Millions of retirees around the world are diligently searching for yield.
If you are one of them, you already know that it’s very hard to find.
The yield on the one-month U.S. Treasury bill was recently measured at the barely perceptible rate of .09%. Last summer, the yield on the 10-year U.S. Treasury bond hit an historic low of 1.43%.
With the disappointing low rates of relatively-safe Treasuries, investors have been hunting in risky places for income. Money is gushing into emerging market and global bonds, high-yield (or “junk”) bonds, and fixed-income mutual funds and exchange-traded funds of all maturities.
Many investors assume that any kind of bond must be safer than stocks, but that is a dangerous assumption to make when allocating assets to bonds in a diversified portfolio.
What investors don’t always appreciate is that there is a reason why some bonds look more tantalizing. These bond issuers need to fatten up their yields to compensate investors for greater credit risk or longer maturity dates.
After all, the credit risk for a country with high political risk or a company with a weak balance sheet is going to be much higher than U.S. Treasuries, which have historically enjoyed the moniker of being free of credit risk.

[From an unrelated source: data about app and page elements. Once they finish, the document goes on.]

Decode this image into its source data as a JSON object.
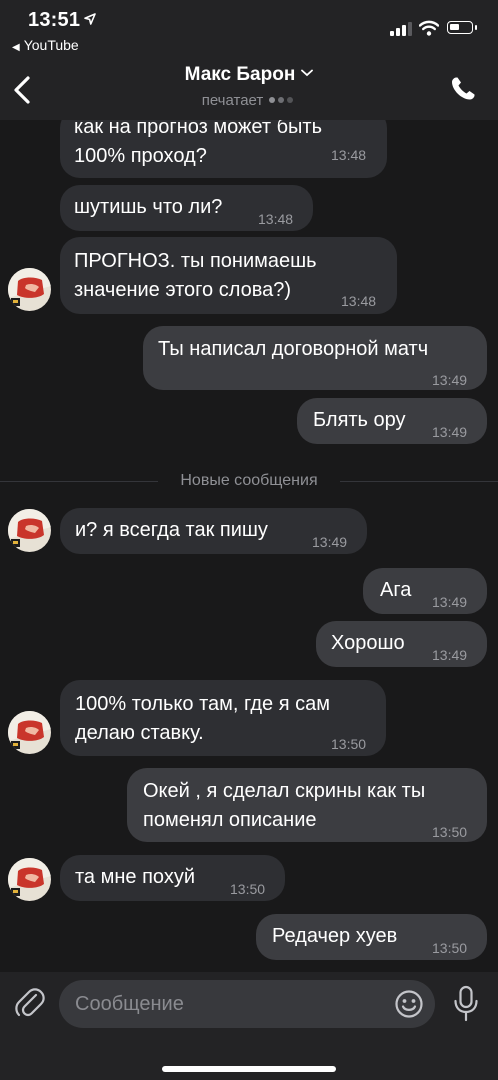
{
  "status_bar": {
    "time": "13:51",
    "back_app": "YouTube"
  },
  "header": {
    "contact_name": "Макс Барон",
    "status": "печатает"
  },
  "divider_label": "Новые сообщения",
  "messages": [
    {
      "dir": "in",
      "lines": [
        "как на прогноз может быть",
        "100% проход?"
      ],
      "time": "13:48"
    },
    {
      "dir": "in",
      "lines": [
        "шутишь что ли?"
      ],
      "time": "13:48"
    },
    {
      "dir": "in",
      "lines": [
        "ПРОГНОЗ. ты понимаешь",
        "значение этого слова?)"
      ],
      "time": "13:48"
    },
    {
      "dir": "out",
      "lines": [
        "Ты написал договорной матч"
      ],
      "time": "13:49"
    },
    {
      "dir": "out",
      "lines": [
        "Блять ору"
      ],
      "time": "13:49"
    },
    {
      "dir": "in",
      "lines": [
        "и? я всегда так пишу"
      ],
      "time": "13:49"
    },
    {
      "dir": "out",
      "lines": [
        "Ага"
      ],
      "time": "13:49"
    },
    {
      "dir": "out",
      "lines": [
        "Хорошо"
      ],
      "time": "13:49"
    },
    {
      "dir": "in",
      "lines": [
        "100% только там, где я сам",
        "делаю ставку."
      ],
      "time": "13:50"
    },
    {
      "dir": "out",
      "lines": [
        "Окей , я сделал скрины как ты",
        "поменял описание"
      ],
      "time": "13:50"
    },
    {
      "dir": "in",
      "lines": [
        "та мне похуй"
      ],
      "time": "13:50"
    },
    {
      "dir": "out",
      "lines": [
        "Редачер хуев"
      ],
      "time": "13:50"
    }
  ],
  "composer": {
    "placeholder": "Сообщение"
  },
  "colors": {
    "background": "#19191a",
    "bar": "#232325",
    "incoming_bubble": "#2e2f33",
    "outgoing_bubble": "#3c3d41",
    "input": "#38393d",
    "muted_text": "#8f9095"
  },
  "icons": [
    "location-arrow-icon",
    "signal-icon",
    "wifi-icon",
    "battery-icon",
    "back-chevron-icon",
    "chevron-down-icon",
    "phone-icon",
    "attach-icon",
    "emoji-icon",
    "microphone-icon"
  ]
}
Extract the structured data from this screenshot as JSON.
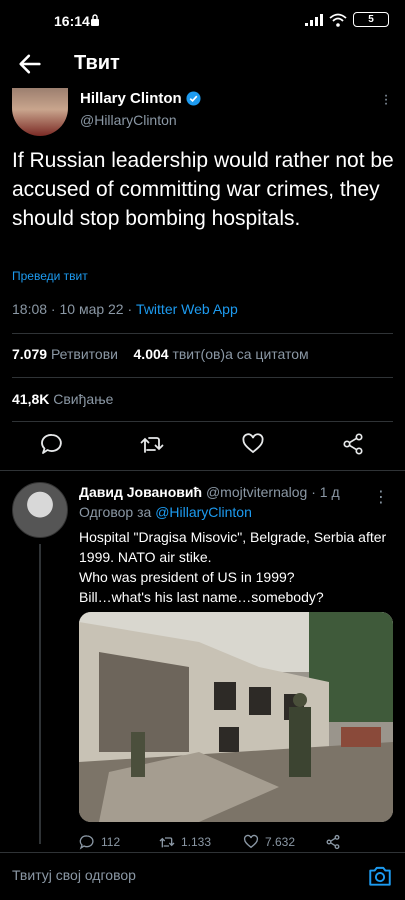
{
  "status_bar": {
    "time": "16:14",
    "battery": "5"
  },
  "header": {
    "title": "Твит"
  },
  "tweet": {
    "author_name": "Hillary Clinton",
    "author_handle": "@HillaryClinton",
    "text": "If Russian leadership would rather not be accused of committing war crimes, they should stop bombing hospitals.",
    "translate_label": "Преведи твит",
    "time": "18:08 · 10 мар 22 · ",
    "source": "Twitter Web App",
    "retweets_count": "7.079",
    "retweets_label": "Ретвитови",
    "quotes_count": "4.004",
    "quotes_label": "твит(ов)а са цитатом",
    "likes_count": "41,8K",
    "likes_label": "Свиђање"
  },
  "reply": {
    "name": "Давид Јовановић",
    "handle": "@mojtviternalog",
    "age": "· 1 д",
    "replying_prefix": "Одговор за",
    "replying_handle": "@HillaryClinton",
    "lines": [
      "Hospital \"Dragisa Misovic\", Belgrade, Serbia after 1999. NATO air stike.",
      "Who was president of US in 1999?",
      "Bill…what's his last name…somebody?"
    ],
    "reply_count": "112",
    "retweet_count": "1.133",
    "like_count": "7.632"
  },
  "compose": {
    "placeholder": "Твитуј свој одговор"
  },
  "colors": {
    "background": "#000000",
    "accent": "#1d9bf0",
    "muted": "#8b98a5",
    "divider": "#2f3336"
  }
}
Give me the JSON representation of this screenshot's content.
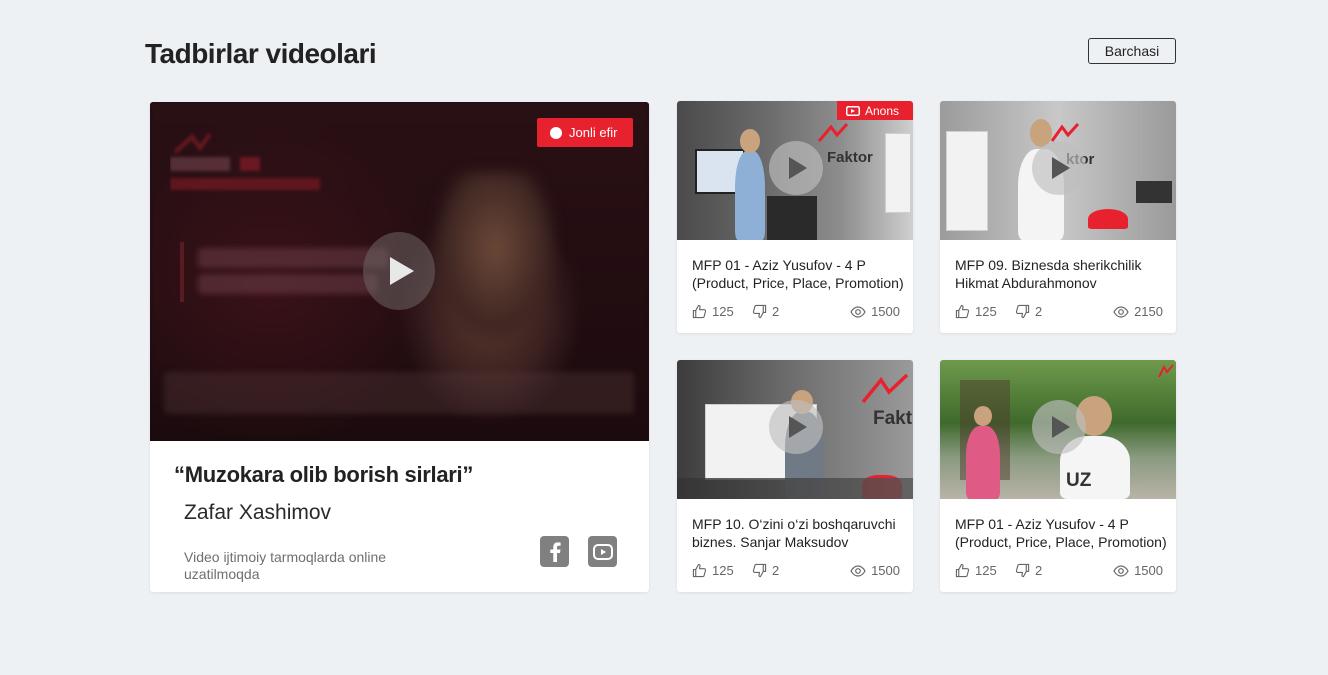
{
  "section": {
    "title": "Tadbirlar videolari",
    "all_button": "Barchasi"
  },
  "featured": {
    "badge": "Jonli efir",
    "title": "“Muzokara olib borish sirlari”",
    "speaker": "Zafar Xashimov",
    "note": "Video ijtimoiy tarmoqlarda online uzatilmoqda",
    "social": [
      "facebook-icon",
      "youtube-icon"
    ]
  },
  "cards": [
    {
      "title": "MFP 01 - Aziz Yusufov - 4 P (Product, Price, Place, Promotion)",
      "likes": "125",
      "dislikes": "2",
      "views": "1500",
      "badge": "Anons",
      "brand": "Faktor"
    },
    {
      "title": "MFP 09. Biznesda sherikchilik Hikmat Abdurahmonov",
      "likes": "125",
      "dislikes": "2",
      "views": "2150",
      "brand": "ktor"
    },
    {
      "title": "MFP 10.  O‘zini o‘zi boshqaruvchi biznes. Sanjar Maksudov",
      "likes": "125",
      "dislikes": "2",
      "views": "1500",
      "brand": "Fakt"
    },
    {
      "title": "MFP 01 - Aziz Yusufov - 4 P (Product, Price, Place, Promotion)",
      "likes": "125",
      "dislikes": "2",
      "views": "1500",
      "brand": "UZ"
    }
  ],
  "colors": {
    "accent": "#e8212f",
    "background": "#eef1f4",
    "icon_gray": "#808080"
  }
}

Because of their risk profile, high-yield bonds often end up behaving like stocks during turbulent times.
You can see this relationship in the table below from a 2013 white paper published by the Vanguard Group that shows returns during the global financial crisis from October 2007 to March 2009.
In the above example, only Treasury bonds fared well during the market meltdown as investors bid up their prices.
Chasing yield is a dangerous pursuit. Including a significant allocation to high-yield or longer maturity bonds in a portfolio can significantly increase its volatility.
A portfolio’s total risk profile and expected total return, not the current income that it spins off, should be what investors are looking at when they are assembling a mix of assets that can support a sustainable spending rate in retirement.
If you want to learn more, here is one of our previous posts that talks about this type of investing: